Christian author and scholar Huston Smith lived many faiths in his spiritual journey.
The world’s most renowned scholar and sage on religions, Huston Smith, passed away at his home in Berkeley on Friday at the age of 97. Smith earned a reputation as being the one who truly understood eastern religions and helped the west better comprehend them. His demise was announced by his wife, Kendra Smith.
Author of ‘The World’s Religions’ Huston Smith Passes Away at 97[/tweetthis]
The World’s Religions -50th Anniversary 2009[/caption]What set Smith apart from other researchers is rather than simply studying a religion theoretically, he actually practiced whatever religions he was studying. As a result, when he studied the Zen philosophy, he was a Buddhist. When he studied Mexican Indian beliefs, he dropped peyote with their shamans.

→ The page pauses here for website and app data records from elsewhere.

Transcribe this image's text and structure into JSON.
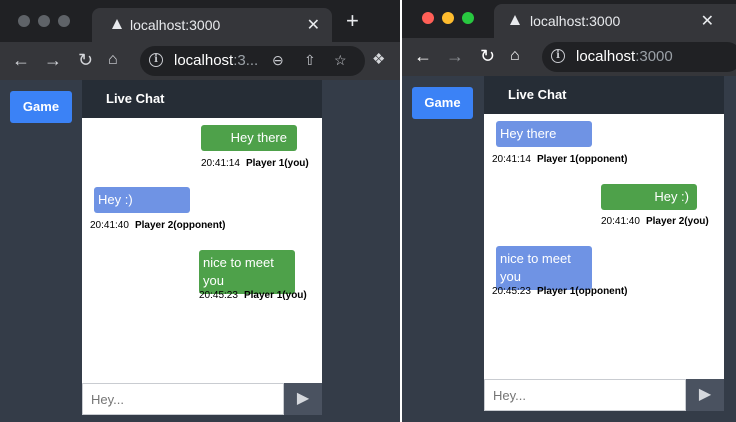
{
  "left_window": {
    "traffic_colors": [
      "#5f6368",
      "#5f6368",
      "#5f6368"
    ],
    "tab_title": "localhost:3000",
    "tab_close": "✕",
    "new_tab": "+",
    "url_host": "localhost",
    "url_port": ":3...",
    "game_label": "Game",
    "chat_title": "Live Chat",
    "input_placeholder": "Hey...",
    "send_glyph": "▶",
    "messages": [
      {
        "text": "Hey there",
        "time": "20:41:14",
        "sender": "Player 1(you)"
      },
      {
        "text": "Hey :)",
        "time": "20:41:40",
        "sender": "Player 2(opponent)"
      },
      {
        "text": "nice to meet you",
        "time": "20:45:23",
        "sender": "Player 1(you)"
      }
    ]
  },
  "right_window": {
    "traffic_colors": [
      "#ff5f57",
      "#febc2e",
      "#28c840"
    ],
    "tab_title": "localhost:3000",
    "tab_close": "✕",
    "url_host": "localhost",
    "url_port": ":3000",
    "game_label": "Game",
    "chat_title": "Live Chat",
    "input_placeholder": "Hey...",
    "send_glyph": "▶",
    "messages": [
      {
        "text": "Hey there",
        "time": "20:41:14",
        "sender": "Player 1(opponent)"
      },
      {
        "text": "Hey :)",
        "time": "20:41:40",
        "sender": "Player 2(you)"
      },
      {
        "text": "nice to meet you",
        "time": "20:45:23",
        "sender": "Player 1(opponent)"
      }
    ]
  },
  "colors": {
    "own_bubble": "#4ea14a",
    "other_bubble": "#6f93e4",
    "game_button": "#3b82f6",
    "app_bg": "#343c48"
  },
  "icons": {
    "back": "arrow-left-icon",
    "forward": "arrow-right-icon",
    "reload": "reload-icon",
    "home": "home-icon",
    "info": "info-icon",
    "zoom": "zoom-out-icon",
    "share": "share-icon",
    "bookmark": "star-icon",
    "extensions": "puzzle-icon",
    "send": "send-icon"
  }
}
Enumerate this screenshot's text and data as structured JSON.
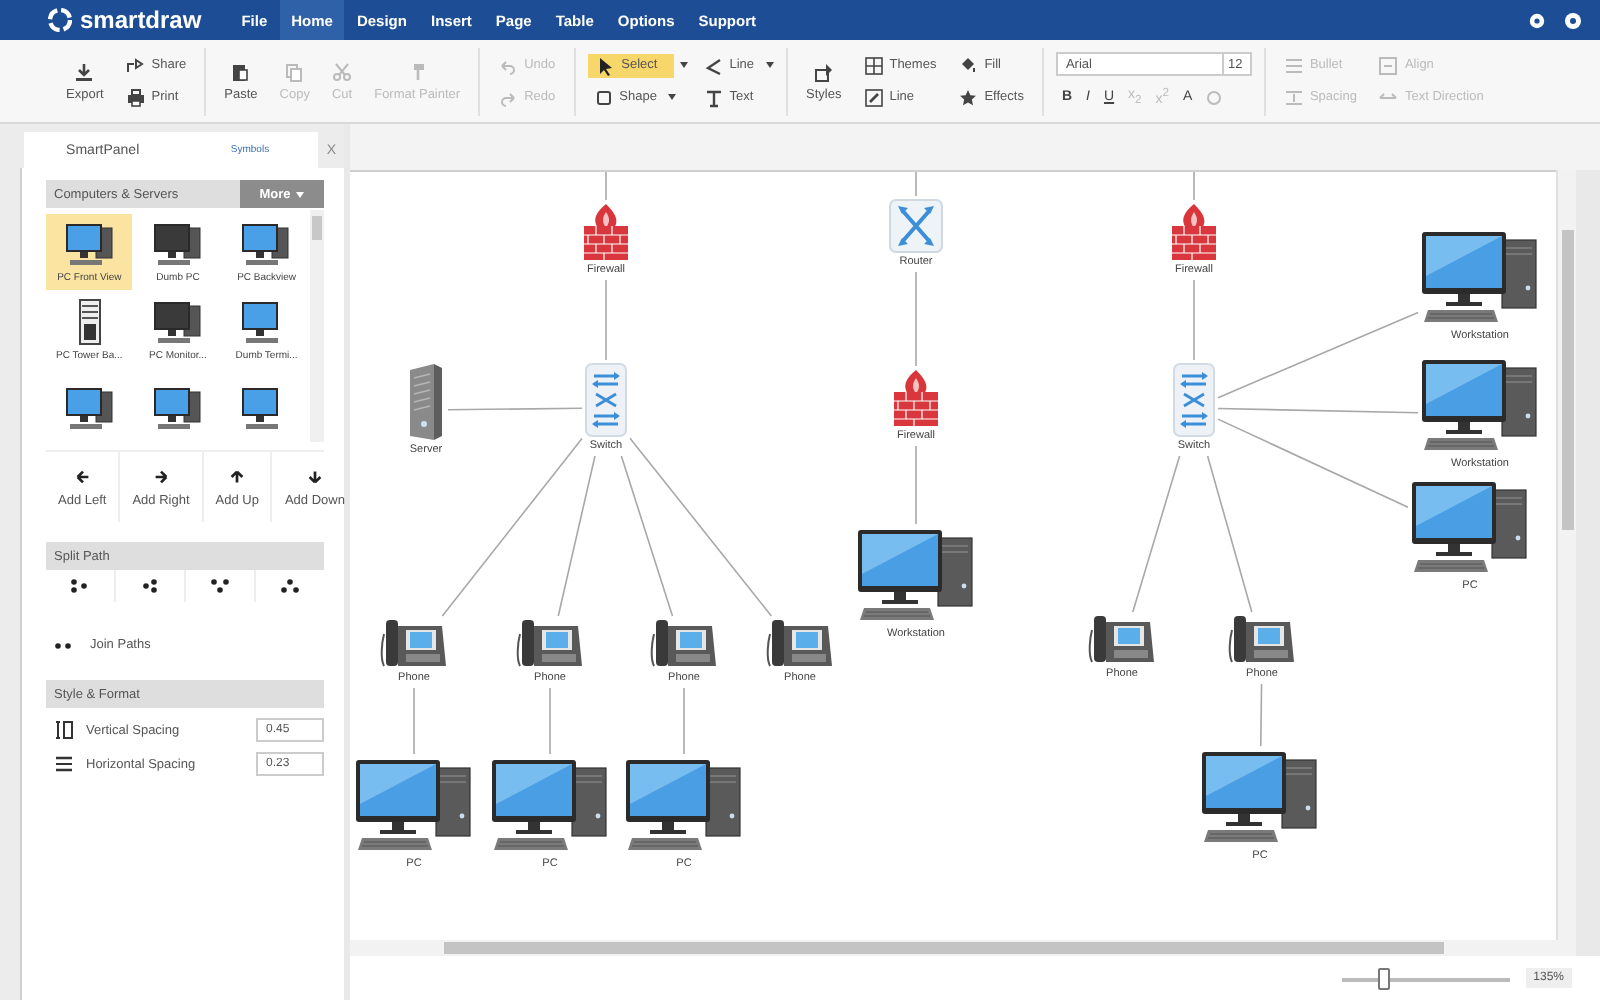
{
  "menu_bar": {
    "logo": "smartdraw",
    "items": [
      {
        "label": "File",
        "selected": false
      },
      {
        "label": "Home",
        "selected": true
      },
      {
        "label": "Design",
        "selected": false
      },
      {
        "label": "Insert",
        "selected": false
      },
      {
        "label": "Page",
        "selected": false
      },
      {
        "label": "Table",
        "selected": false
      },
      {
        "label": "Options",
        "selected": false
      },
      {
        "label": "Support",
        "selected": false
      }
    ]
  },
  "toolbar": {
    "groups": [
      {
        "buttons": [
          {
            "label": "Export",
            "kind": "large",
            "disabled": false
          },
          {
            "label": "Share",
            "kind": "small",
            "disabled": false
          },
          {
            "label": "Print",
            "kind": "small",
            "disabled": false
          }
        ]
      },
      {
        "buttons": [
          {
            "label": "Paste",
            "kind": "large",
            "disabled": false
          },
          {
            "label": "Copy",
            "kind": "large",
            "disabled": true
          },
          {
            "label": "Cut",
            "kind": "large",
            "disabled": true
          },
          {
            "label": "Format Painter",
            "kind": "large",
            "disabled": true
          }
        ]
      },
      {
        "buttons": [
          {
            "label": "Undo",
            "kind": "small",
            "disabled": true
          },
          {
            "label": "Redo",
            "kind": "small",
            "disabled": true
          }
        ]
      },
      {
        "buttons": [
          {
            "label": "Select",
            "kind": "small",
            "disabled": false,
            "selected": true,
            "dropdown": true
          },
          {
            "label": "Shape",
            "kind": "small",
            "disabled": false,
            "selected": false,
            "dropdown": true
          },
          {
            "label": "Line",
            "kind": "small",
            "disabled": false,
            "selected": false,
            "dropdown": true
          },
          {
            "label": "Text",
            "kind": "small",
            "disabled": false,
            "selected": false,
            "dropdown": false
          }
        ]
      },
      {
        "buttons": [
          {
            "label": "Styles",
            "kind": "large",
            "disabled": false
          },
          {
            "label": "Themes",
            "kind": "small",
            "disabled": false
          },
          {
            "label": "Line",
            "kind": "small",
            "disabled": false
          },
          {
            "label": "Fill",
            "kind": "small",
            "disabled": false
          },
          {
            "label": "Effects",
            "kind": "small",
            "disabled": false
          }
        ]
      },
      {
        "font": {
          "name": "Arial",
          "size": "12",
          "formats": [
            {
              "label": "B",
              "disabled": false
            },
            {
              "label": "I",
              "disabled": false
            },
            {
              "label": "U",
              "disabled": false
            },
            {
              "label": "x$_{2}$",
              "disabled": true
            },
            {
              "label": "x$^{2}$",
              "disabled": true
            },
            {
              "label": "A",
              "disabled": false
            }
          ]
        }
      },
      {
        "buttons": [
          {
            "label": "Bullet",
            "kind": "small",
            "disabled": true
          },
          {
            "label": "Spacing",
            "kind": "small",
            "disabled": true
          },
          {
            "label": "Align",
            "kind": "small",
            "disabled": true
          },
          {
            "label": "Text Direction",
            "kind": "small",
            "disabled": true
          }
        ]
      }
    ]
  },
  "side_panel": {
    "tabs": [
      {
        "label": "SmartPanel",
        "selected": true
      },
      {
        "label": "Symbols",
        "selected": false
      }
    ],
    "close": "X",
    "library": {
      "title": "Computers & Servers",
      "more_button": "More",
      "symbols": [
        {
          "label": "PC Front View",
          "selected": true
        },
        {
          "label": "Dumb PC",
          "selected": false
        },
        {
          "label": "PC Backview",
          "selected": false
        },
        {
          "label": "PC Tower Ba...",
          "selected": false
        },
        {
          "label": "PC Monitor...",
          "selected": false
        },
        {
          "label": "Dumb Termi...",
          "selected": false
        },
        {
          "selected": false
        },
        {
          "selected": false
        },
        {
          "selected": false
        }
      ]
    },
    "add_buttons": [
      "Add Left",
      "Add Right",
      "Add Up",
      "Add Down"
    ],
    "split_path": {
      "title": "Split Path"
    },
    "join_paths": "Join Paths",
    "style_format": {
      "title": "Style & Format",
      "fields": [
        {
          "label": "Vertical Spacing",
          "value": "0.45"
        },
        {
          "label": "Horizontal Spacing",
          "value": "0.23"
        }
      ]
    }
  },
  "canvas": {
    "nodes": [
      {
        "kind": "firewall",
        "label": "Firewall"
      },
      {
        "kind": "router",
        "label": "Router"
      },
      {
        "kind": "firewall",
        "label": "Firewall"
      },
      {
        "kind": "server",
        "label": "Server"
      },
      {
        "kind": "switch",
        "label": "Switch"
      },
      {
        "kind": "firewall",
        "label": "Firewall"
      },
      {
        "kind": "switch",
        "label": "Switch"
      },
      {
        "kind": "computer",
        "label": "Workstation"
      },
      {
        "kind": "computer",
        "label": "Workstation"
      },
      {
        "kind": "computer",
        "label": "Workstation"
      },
      {
        "kind": "computer",
        "label": "PC"
      },
      {
        "kind": "phone",
        "label": "Phone"
      },
      {
        "kind": "phone",
        "label": "Phone"
      },
      {
        "kind": "phone",
        "label": "Phone"
      },
      {
        "kind": "phone",
        "label": "Phone"
      },
      {
        "kind": "phone",
        "label": "Phone"
      },
      {
        "kind": "phone",
        "label": "Phone"
      },
      {
        "kind": "computer",
        "label": "PC"
      },
      {
        "kind": "computer",
        "label": "PC"
      },
      {
        "kind": "computer",
        "label": "PC"
      },
      {
        "kind": "computer",
        "label": "PC"
      }
    ]
  },
  "zoom": {
    "level": 0.25,
    "reading": "135%"
  }
}
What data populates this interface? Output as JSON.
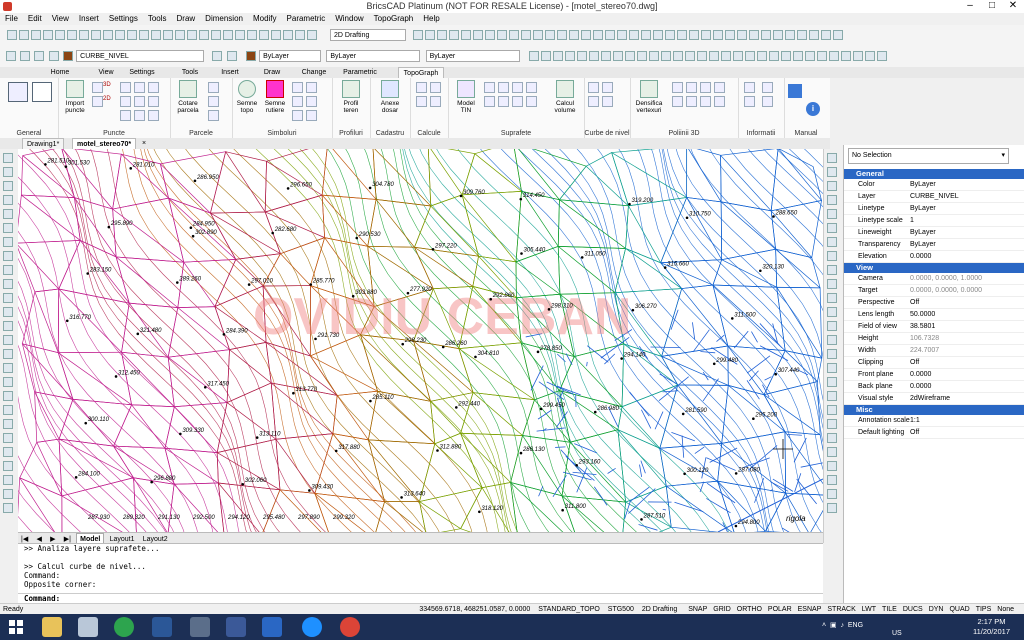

Naturally, the information he presented to the world was not a third-party interpretation by a western, Christian man, but a first-hand account of someone who had actually lived those faiths.
Born to Methodist missionaries, Dr. Smith had a desire to become a missionary himself. However, through the course of his research, he discovered every religion gave only one perspective to the divine. This is why he said when a person is rooted in only one tradition, it’s as though he’s only half alive spiritually. It’s when we approach spirituality by incorporating all ways of thought that we achieve our full potential. In fact, in the very opening of his famous book, The World’s Religions, he says: “The other half that beats with the pulse of all humanity has yet to be awakened."
Thankful for life & work of Huston Smith. Great intellectual, religion scholar. May the Spirit surround him in love. https://t.co/xlGyYEAQQr
— Diana Butler Bass (@dianabutlerbass) January 2, 2017
Smith’s faith was tested as he sat by his daughter’s deathbed. His eldest daughter, Karen Smith, had a rare form of cancer and died not long after turning 50 years old. During this time, Smith consulted the religious knowledge he had studied throughout the years, such as chants of Buddhist monks: “I will lose my youth, my health, my loved ones, everything I hold dear and, finally, life itself by the very nature of being human.” At one point Smith said he “had trouble believing in what he had long written about: God’s ‘justice and perfection.’ ”
He was still a Christian when he passed away. Regarding his Christian faith, he said “God is defined by Jesus but not confined to Jesus.” His research showed him his faith was not the ultimate truth, and spirituality takes on various forms.
His book, originally titled The Religions of Man, published in 1958 has sold over two million copies. This work of his remains one of the world’s most sought after book on religious studies.
Strongly a Methodist, Dr. Smith’s favorite prayer was “Dear God, I’m doing the best I can.”